Listen to today's episode of StarDate on the web the same day it airs in high-quality streaming audio without any extra ads or announcements. Choose a $8 one-month pass, or listen every day for a year for just $30.
You are here
Moon and Mercury
The Moon and Mercury line up low in tomorrow’s dawn twilight. Mercury looks like a moderately bright star. It’s to the left of the Moon by more than the width of your fist held at arm’s length. The little planet will climb slightly higher into the sky through the end of the month. Even so, it’ll remain low and tough to find.
That highlights a problem astronomers have had from the beginning. Mercury is the closest planet to the Sun, so it never stands far from the Sun in our sky. This month’s appearance is one of the best of the year, yet Mercury is in view only during twilight, which veils its surface. Astronomers also are seeing it through a thick layer of air, so the view is blurry.
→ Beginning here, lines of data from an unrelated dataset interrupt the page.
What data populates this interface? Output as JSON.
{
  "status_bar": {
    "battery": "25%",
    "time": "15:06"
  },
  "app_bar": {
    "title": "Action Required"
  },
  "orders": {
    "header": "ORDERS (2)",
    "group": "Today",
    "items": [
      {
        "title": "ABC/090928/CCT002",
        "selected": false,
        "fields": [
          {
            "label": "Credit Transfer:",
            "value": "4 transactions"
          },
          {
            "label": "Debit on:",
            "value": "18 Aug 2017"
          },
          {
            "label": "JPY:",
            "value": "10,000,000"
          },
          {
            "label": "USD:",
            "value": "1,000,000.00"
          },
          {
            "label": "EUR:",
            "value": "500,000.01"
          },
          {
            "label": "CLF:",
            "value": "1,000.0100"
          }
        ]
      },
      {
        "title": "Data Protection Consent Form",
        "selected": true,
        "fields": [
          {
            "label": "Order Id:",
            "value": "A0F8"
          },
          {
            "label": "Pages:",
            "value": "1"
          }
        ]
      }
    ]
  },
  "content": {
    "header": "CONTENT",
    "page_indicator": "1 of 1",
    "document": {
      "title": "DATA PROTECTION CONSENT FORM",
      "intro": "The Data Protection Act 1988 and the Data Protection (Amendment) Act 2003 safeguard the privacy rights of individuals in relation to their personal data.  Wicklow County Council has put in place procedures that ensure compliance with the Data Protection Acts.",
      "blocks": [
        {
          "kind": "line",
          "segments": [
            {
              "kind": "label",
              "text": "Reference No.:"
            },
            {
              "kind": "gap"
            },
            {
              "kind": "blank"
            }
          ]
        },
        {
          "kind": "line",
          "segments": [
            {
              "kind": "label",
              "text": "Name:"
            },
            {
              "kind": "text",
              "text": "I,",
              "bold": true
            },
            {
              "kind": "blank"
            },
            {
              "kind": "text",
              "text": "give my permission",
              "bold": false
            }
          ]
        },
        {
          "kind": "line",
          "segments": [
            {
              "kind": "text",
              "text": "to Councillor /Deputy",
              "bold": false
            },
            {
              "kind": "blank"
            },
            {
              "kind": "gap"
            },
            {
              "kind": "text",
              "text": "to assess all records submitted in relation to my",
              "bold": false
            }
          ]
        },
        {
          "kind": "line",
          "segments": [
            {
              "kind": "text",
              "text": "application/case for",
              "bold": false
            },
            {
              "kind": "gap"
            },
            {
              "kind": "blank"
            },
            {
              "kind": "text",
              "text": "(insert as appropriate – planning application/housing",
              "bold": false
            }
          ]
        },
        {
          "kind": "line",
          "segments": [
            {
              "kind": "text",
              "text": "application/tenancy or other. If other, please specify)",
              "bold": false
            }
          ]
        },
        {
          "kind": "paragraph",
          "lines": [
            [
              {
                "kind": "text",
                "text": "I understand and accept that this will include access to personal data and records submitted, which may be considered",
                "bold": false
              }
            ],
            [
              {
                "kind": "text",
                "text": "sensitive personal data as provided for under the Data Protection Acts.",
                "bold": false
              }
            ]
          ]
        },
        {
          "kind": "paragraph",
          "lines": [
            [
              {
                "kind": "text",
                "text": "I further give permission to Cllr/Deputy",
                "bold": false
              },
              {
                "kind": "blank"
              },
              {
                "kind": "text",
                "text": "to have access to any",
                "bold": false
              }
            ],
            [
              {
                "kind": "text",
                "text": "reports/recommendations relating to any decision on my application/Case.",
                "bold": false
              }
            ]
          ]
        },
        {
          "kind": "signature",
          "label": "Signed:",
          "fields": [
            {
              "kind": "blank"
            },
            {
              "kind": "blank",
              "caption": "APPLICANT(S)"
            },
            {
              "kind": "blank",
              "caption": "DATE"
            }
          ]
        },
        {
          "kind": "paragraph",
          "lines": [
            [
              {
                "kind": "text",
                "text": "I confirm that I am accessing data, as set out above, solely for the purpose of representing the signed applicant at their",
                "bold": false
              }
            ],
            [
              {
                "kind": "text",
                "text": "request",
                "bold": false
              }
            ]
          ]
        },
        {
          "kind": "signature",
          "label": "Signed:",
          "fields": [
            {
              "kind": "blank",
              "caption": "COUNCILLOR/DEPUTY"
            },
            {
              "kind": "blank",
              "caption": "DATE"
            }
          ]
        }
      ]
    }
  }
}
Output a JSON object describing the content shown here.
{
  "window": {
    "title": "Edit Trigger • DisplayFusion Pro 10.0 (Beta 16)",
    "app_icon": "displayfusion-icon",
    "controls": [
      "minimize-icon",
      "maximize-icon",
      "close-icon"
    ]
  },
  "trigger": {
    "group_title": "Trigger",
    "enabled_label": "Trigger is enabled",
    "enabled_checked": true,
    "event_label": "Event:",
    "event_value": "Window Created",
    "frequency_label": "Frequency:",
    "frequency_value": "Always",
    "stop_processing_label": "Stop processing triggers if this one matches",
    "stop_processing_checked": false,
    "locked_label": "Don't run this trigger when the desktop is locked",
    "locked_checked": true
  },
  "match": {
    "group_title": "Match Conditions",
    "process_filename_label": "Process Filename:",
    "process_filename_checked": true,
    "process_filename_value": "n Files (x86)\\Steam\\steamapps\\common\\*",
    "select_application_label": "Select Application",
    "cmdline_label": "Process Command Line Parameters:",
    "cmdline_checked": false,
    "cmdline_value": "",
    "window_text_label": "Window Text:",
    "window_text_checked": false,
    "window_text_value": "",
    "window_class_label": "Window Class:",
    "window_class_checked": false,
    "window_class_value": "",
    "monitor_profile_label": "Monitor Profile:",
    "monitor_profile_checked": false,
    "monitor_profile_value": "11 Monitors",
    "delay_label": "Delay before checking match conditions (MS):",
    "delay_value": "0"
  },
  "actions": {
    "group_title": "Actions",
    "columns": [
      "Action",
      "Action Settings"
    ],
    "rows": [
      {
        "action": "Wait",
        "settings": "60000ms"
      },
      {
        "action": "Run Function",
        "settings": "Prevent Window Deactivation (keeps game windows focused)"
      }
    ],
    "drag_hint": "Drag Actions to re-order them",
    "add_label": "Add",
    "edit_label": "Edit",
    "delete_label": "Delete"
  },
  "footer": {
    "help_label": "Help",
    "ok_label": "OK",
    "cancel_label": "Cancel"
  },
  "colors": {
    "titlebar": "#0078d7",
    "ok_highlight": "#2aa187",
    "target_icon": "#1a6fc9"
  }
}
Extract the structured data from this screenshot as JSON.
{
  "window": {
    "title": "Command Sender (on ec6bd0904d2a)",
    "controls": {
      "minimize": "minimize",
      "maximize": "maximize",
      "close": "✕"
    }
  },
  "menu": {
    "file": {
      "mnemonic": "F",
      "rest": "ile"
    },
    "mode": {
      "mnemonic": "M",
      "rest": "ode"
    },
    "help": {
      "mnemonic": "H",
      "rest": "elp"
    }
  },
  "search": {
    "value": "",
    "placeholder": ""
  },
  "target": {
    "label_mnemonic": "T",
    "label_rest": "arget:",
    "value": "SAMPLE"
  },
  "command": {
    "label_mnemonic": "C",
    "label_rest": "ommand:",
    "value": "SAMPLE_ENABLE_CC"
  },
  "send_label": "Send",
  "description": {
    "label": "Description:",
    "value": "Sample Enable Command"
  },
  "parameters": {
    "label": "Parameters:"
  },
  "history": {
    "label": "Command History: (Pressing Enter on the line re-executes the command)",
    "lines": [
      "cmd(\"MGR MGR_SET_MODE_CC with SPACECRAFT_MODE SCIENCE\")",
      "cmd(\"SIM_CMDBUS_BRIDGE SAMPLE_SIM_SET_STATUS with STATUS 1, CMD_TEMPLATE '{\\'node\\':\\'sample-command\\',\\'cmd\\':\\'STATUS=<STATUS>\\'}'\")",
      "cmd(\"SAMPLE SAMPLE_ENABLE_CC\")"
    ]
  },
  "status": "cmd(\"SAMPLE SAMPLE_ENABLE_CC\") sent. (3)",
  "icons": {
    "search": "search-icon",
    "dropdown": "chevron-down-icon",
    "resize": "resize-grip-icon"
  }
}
The combination makes it almost impossible to see any surface features.
As a result, scientists didn’t even know how fast Mercury turns on its axis until the 1960s. They saw the same features every time Mercury was closest to Earth, so they thought the same hemisphere always faced the Sun. That would make the day and the year the same length — about 88 Earth days. In the ’60s, though, they bounced radar beams off Mercury’s surface. That revealed that a day lasts about 59 Earth days.
We learned most of what we know about Mercury from the only two spacecraft to study it. But we should learn much more from a European mission that will orbit Mercury later in this decade — teaching us about a hard-to-see little planet.
Script by Damond Benningfield